Task item >> Repeat the entries below exactly. Drop the pictures.

■ ■ ■

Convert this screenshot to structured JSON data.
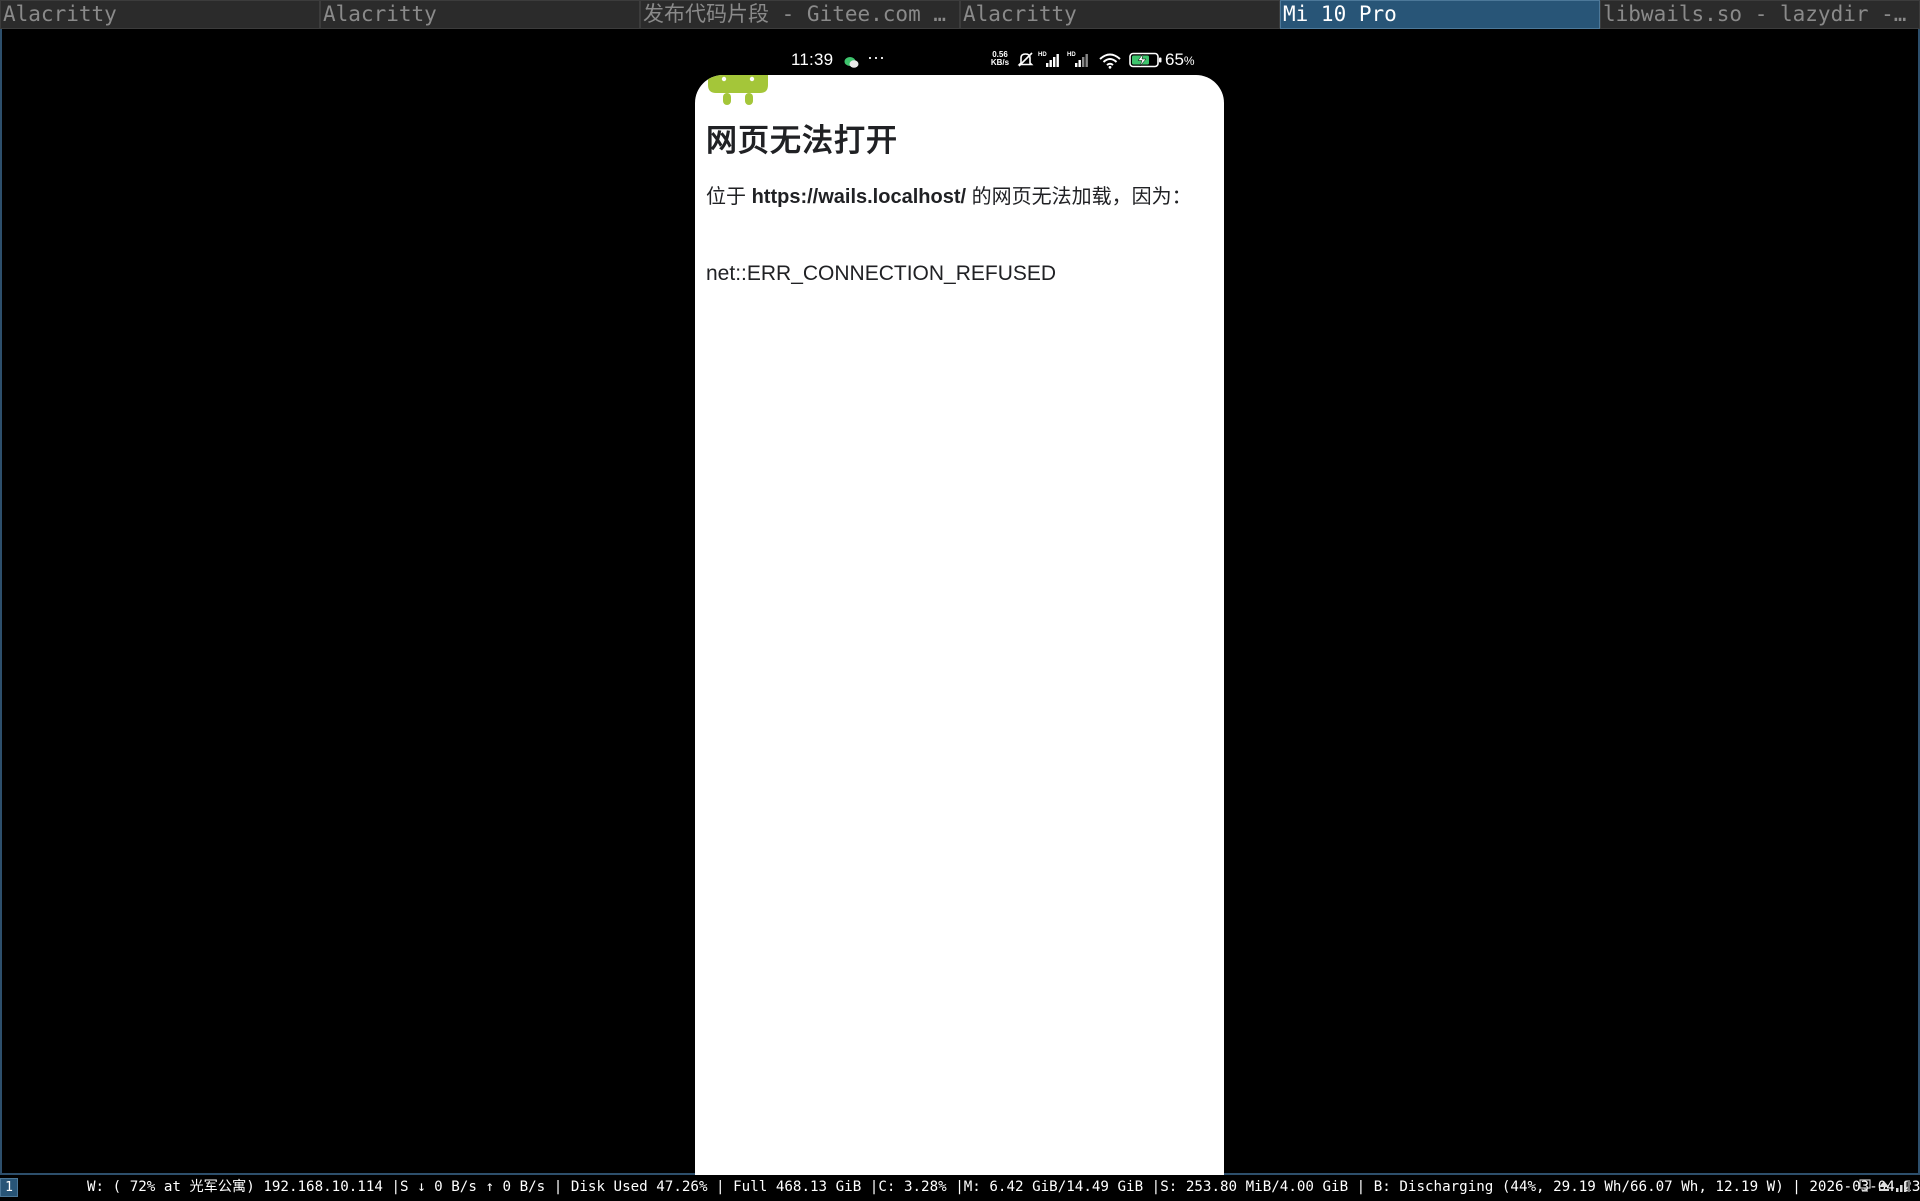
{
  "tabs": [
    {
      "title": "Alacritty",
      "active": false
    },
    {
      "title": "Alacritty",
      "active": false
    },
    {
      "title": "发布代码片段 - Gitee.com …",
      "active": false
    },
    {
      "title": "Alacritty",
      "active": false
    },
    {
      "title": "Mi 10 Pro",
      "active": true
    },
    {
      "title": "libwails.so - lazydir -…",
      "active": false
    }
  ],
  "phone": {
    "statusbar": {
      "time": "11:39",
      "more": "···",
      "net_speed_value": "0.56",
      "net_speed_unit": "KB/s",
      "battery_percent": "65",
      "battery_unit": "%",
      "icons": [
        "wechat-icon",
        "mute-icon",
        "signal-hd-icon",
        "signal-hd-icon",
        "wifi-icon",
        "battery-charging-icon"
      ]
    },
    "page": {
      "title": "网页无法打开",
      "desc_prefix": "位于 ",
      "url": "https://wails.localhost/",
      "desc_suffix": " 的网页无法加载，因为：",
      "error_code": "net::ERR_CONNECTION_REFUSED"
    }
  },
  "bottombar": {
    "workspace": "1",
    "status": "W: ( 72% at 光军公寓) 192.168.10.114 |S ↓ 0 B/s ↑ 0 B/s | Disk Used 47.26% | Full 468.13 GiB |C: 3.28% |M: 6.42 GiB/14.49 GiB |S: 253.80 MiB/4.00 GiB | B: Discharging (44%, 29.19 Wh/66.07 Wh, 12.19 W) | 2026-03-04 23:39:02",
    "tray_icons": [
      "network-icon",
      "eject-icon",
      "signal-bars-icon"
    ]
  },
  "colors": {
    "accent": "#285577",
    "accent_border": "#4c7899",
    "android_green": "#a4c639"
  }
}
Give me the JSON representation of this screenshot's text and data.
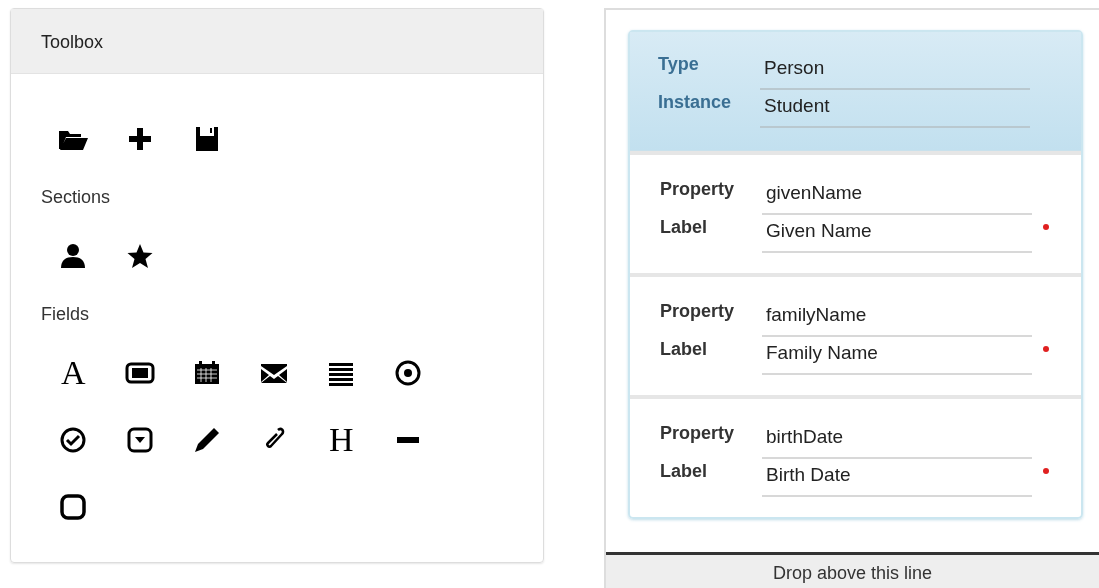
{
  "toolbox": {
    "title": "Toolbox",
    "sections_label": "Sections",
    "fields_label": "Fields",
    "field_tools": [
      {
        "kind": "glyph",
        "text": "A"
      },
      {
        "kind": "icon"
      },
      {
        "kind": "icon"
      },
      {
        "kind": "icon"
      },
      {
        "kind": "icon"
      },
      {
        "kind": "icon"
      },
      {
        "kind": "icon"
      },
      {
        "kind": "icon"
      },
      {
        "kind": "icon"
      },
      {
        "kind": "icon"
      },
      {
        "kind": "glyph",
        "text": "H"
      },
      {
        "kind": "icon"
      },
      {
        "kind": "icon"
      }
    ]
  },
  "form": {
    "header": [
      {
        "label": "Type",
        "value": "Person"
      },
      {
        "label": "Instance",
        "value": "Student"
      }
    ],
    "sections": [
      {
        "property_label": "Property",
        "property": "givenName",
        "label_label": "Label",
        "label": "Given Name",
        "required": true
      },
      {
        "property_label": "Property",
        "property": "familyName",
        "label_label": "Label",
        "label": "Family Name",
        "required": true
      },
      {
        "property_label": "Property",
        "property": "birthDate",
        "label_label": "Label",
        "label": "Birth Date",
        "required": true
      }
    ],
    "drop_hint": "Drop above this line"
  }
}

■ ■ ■

Result for this task >>
Convert this screenshot to structured JSON data.
{
  "tabs": [
    {
      "title": "Alacritty",
      "active": false
    },
    {
      "title": "Alacritty",
      "active": false
    },
    {
      "title": "发布代码片段 - Gitee.com …",
      "active": false
    },
    {
      "title": "Alacritty",
      "active": false
    },
    {
      "title": "Mi 10 Pro",
      "active": true
    },
    {
      "title": "libwails.so - lazydir -…",
      "active": false
    }
  ],
  "phone": {
    "statusbar": {
      "time": "11:39",
      "more": "···",
      "net_speed_value": "0.56",
      "net_speed_unit": "KB/s",
      "battery_percent": "65",
      "battery_unit": "%",
      "icons": [
        "wechat-icon",
        "mute-icon",
        "signal-hd-icon",
        "signal-hd-icon",
        "wifi-icon",
        "battery-charging-icon"
      ]
    },
    "page": {
      "title": "网页无法打开",
      "desc_prefix": "位于 ",
      "url": "https://wails.localhost/",
      "desc_suffix": " 的网页无法加载，因为：",
      "error_code": "net::ERR_CONNECTION_REFUSED"
    }
  },
  "bottombar": {
    "workspace": "1",
    "status": "W: ( 72% at 光军公寓) 192.168.10.114 |S ↓ 0 B/s ↑ 0 B/s | Disk Used 47.26% | Full 468.13 GiB |C: 3.28% |M: 6.42 GiB/14.49 GiB |S: 253.80 MiB/4.00 GiB | B: Discharging (44%, 29.19 Wh/66.07 Wh, 12.19 W) | 2026-03-04 23:39:02",
    "tray_icons": [
      "network-icon",
      "eject-icon",
      "signal-bars-icon"
    ]
  },
  "colors": {
    "accent": "#285577",
    "accent_border": "#4c7899",
    "android_green": "#a4c639"
  }
}
Give me the JSON representation of this screenshot's text and data.
{
  "toolbox": {
    "title": "Toolbox",
    "sections_label": "Sections",
    "fields_label": "Fields",
    "field_tools": [
      {
        "kind": "glyph",
        "text": "A"
      },
      {
        "kind": "icon"
      },
      {
        "kind": "icon"
      },
      {
        "kind": "icon"
      },
      {
        "kind": "icon"
      },
      {
        "kind": "icon"
      },
      {
        "kind": "icon"
      },
      {
        "kind": "icon"
      },
      {
        "kind": "icon"
      },
      {
        "kind": "icon"
      },
      {
        "kind": "glyph",
        "text": "H"
      },
      {
        "kind": "icon"
      },
      {
        "kind": "icon"
      }
    ]
  },
  "form": {
    "header": [
      {
        "label": "Type",
        "value": "Person"
      },
      {
        "label": "Instance",
        "value": "Student"
      }
    ],
    "sections": [
      {
        "property_label": "Property",
        "property": "givenName",
        "label_label": "Label",
        "label": "Given Name",
        "required": true
      },
      {
        "property_label": "Property",
        "property": "familyName",
        "label_label": "Label",
        "label": "Family Name",
        "required": true
      },
      {
        "property_label": "Property",
        "property": "birthDate",
        "label_label": "Label",
        "label": "Birth Date",
        "required": true
      }
    ],
    "drop_hint": "Drop above this line"
  }
}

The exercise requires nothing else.